As much as the Raptors are battling circumstance, they’re also going to war every night with themselves. That was obvious in their 117-99 loss on Monday night to a Houston Rockets team that had been on a hapless 20-game losing streak. Toronto stayed in the game for about 3.5 quarters, but merely staying in this game would never be enough. They had to do something to make us — and themselves — believe they could still turn this bizarre 2020-21 year around. Instead, in the micro, it’s a deeply disappointing loss to the Rockets, Toronto’s ninth in a row; and in the macro, it may just be the summation of an entire lost season. As least we’ve reached the singularity here: the small and big becoming one and the same, and reaching a similar end.
To confirm this notion, the teams looked disturbingly evenly matched through one quarter. The Raptors missed threes, but pushed the pace and jumped on Houston’s turnovers. They also got in their own way sometimes and didn’t get much separation on the Rockets, even with an 8-0 run in the frame. Once again, this serves now as convenient foreshadowing. In the moment, some players seemed to be playing well (the regular starters, Paul Watson, Malachi Flynn in spurts on the defensive end), and some looked less than good (an out-of-control Stanley Johnson, an entirely off-world Aron Baynes). And then Toronto tumbled into the second, when everything looked a tad too laboured — for lack of another word.
Still, some credit first: by halftime, the Raptors had an aggresive Pascal Siakam at 17 efficient points (on 7-of-11 from the field), Norman Powell with 15 (on 6-of-10 shooting, including one delightfully responsive backdoor alley-oop), and ten points from Fred VanVleet (on a neat 3-of-6). This was what the Raptors’ offense had been missing, numbers-wise, for the past few weeks. And yet, there were negatives. Despite shooting 16-of-18 in the paint — and despite getting into the paint sometimes in comically easy fashion — the Raptors found themselves down by five at the half. (A deficit made worse by a wild half-court buzzer-beater from Danuel House) This time around, despite another lacklustre opponent, the Raptors couldn’t seem to make their threes (shooting just 32 percent in the half), while watching (sometimes quite literally) Houston bomb in 45 percent of theirs as part of a 20-8 run.
Toronto’s problems continued in the third. After holding Christian Wood scoreless, the Rockets’ best young player started to get going, which spelled trouble for the Raptors. Even with VanVleet pouring in 14 points — with comically low support from anyone else — Toronto could only stand by helplessly as Wood dropped in 12 of his own, including a pair of an impressive threes and some forays to the rim.
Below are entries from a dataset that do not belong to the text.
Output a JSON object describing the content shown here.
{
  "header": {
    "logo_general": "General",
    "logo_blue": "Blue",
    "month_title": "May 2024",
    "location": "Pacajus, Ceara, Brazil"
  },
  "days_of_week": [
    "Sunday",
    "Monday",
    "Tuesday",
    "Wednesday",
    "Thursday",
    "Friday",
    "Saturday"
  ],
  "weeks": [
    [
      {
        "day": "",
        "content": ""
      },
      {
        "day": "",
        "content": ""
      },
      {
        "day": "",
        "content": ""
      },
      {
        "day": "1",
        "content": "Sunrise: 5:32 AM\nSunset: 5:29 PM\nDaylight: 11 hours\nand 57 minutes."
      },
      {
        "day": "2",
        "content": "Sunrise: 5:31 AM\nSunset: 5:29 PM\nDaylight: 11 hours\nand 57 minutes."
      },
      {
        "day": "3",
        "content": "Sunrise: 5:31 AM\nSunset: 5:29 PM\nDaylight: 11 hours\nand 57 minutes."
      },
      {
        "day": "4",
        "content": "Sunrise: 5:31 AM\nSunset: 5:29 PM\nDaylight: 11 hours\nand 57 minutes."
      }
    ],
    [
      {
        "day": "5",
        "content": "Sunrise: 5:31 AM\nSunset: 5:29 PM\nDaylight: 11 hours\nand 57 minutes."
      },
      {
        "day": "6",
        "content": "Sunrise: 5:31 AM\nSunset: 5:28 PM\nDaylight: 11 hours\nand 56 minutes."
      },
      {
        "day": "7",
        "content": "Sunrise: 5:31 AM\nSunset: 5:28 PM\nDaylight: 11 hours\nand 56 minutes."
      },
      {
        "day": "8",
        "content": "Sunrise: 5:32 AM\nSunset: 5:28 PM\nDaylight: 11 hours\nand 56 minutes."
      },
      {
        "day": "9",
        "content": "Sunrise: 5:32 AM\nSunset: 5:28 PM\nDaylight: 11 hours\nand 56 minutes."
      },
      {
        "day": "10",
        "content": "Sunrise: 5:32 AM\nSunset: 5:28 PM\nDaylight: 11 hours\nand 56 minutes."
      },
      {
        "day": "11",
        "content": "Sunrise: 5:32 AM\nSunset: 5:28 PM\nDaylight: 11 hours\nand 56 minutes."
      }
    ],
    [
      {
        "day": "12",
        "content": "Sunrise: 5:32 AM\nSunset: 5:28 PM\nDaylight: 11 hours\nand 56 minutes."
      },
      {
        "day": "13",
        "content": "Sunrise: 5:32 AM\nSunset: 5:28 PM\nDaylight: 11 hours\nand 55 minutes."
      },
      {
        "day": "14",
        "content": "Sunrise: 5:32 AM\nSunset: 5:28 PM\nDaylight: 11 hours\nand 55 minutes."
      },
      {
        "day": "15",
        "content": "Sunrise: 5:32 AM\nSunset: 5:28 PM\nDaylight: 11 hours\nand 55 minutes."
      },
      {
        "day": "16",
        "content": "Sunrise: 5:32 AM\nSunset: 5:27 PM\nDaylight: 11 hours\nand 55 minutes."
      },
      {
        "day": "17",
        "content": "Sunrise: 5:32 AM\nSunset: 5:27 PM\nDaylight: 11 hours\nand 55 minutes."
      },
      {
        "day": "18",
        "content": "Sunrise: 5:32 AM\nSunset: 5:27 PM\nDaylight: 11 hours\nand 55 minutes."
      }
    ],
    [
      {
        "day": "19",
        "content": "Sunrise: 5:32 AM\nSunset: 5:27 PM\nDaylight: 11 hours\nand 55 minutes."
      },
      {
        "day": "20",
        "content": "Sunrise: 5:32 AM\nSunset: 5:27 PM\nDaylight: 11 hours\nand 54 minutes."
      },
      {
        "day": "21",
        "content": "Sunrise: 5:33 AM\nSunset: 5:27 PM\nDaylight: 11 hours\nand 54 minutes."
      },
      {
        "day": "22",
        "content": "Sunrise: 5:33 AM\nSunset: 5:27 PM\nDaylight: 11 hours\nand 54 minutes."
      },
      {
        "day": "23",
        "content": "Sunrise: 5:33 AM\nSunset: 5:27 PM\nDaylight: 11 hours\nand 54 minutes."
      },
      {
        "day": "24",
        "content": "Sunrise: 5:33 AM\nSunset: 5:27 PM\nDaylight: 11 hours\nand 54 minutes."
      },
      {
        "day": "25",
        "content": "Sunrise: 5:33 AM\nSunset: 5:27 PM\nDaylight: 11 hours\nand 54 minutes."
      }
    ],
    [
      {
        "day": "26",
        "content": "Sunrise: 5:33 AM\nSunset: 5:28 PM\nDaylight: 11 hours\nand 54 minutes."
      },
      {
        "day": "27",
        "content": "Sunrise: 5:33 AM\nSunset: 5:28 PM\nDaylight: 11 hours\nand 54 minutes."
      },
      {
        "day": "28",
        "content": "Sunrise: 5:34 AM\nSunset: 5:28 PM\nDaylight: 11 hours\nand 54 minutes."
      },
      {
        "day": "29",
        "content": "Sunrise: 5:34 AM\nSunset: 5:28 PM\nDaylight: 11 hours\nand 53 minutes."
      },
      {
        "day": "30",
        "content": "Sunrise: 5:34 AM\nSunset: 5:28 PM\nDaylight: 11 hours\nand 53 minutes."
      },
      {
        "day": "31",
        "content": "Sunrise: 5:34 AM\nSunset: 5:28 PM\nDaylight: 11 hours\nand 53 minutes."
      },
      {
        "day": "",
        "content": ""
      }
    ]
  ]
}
In the process the Rockets got their lead up to as man as 13. If not for VanVleet’s timely scoring, and coach Nick Nurse’s renewed search for lineup energy, which produced a combo that worked, Toronto would not have been able to put together a 7-0 run to renew our hope once again.
Down two heading into the fourth, the Raptors stuck with the lineup that got them there — DeAndre’ Bembry, Flynn, Watson, Chris Boucher, and VanVleet. The energy of that late third quarter run didn’t quite translate though, and even with Lowry on the court (in place of VanVleet), the Raptors were back down again by ten in a hurry. It didn’t help that Bembry, fresh on the floor, somehow earned himself an ejection in seven minutes — but that also fits in with the evening’s narrative. One of Toronto’s established players would do something good, one of their wildcards would do something inexplicable, and then we’d all go back to square one. Or in this case, a 13-3 run from Houston put the game back out of reach. It should be noted that this sequence ended with Siakam and Lowry tripping each other up and losing the ball. That’s when it became crystal clear that even with any other heroics, there would be no “winning” this game.
Houston’s run grew to 28-8, the lead grew larger, and despite any other efforts from the Raptors, there was nothing left to salvage. Lowry got a continuation call for three of his 17 points, VanVleet dropped in a team-leading 27, Pascal was quiet down the stretch but still had 21-and-10, there was a nice dunk by Norm in the mix too (two of his four second half points). But what are we even talking about here? While any of this was happening, the Raptors were sliding into defeat, the game done, the season totally off the rails. That sounds harsh, but there really is so little runway left to work with for the Raptors, who now sit at 17-26. Or to put it a different way: it feels fair to ask if it is fair to make the team continue in this way.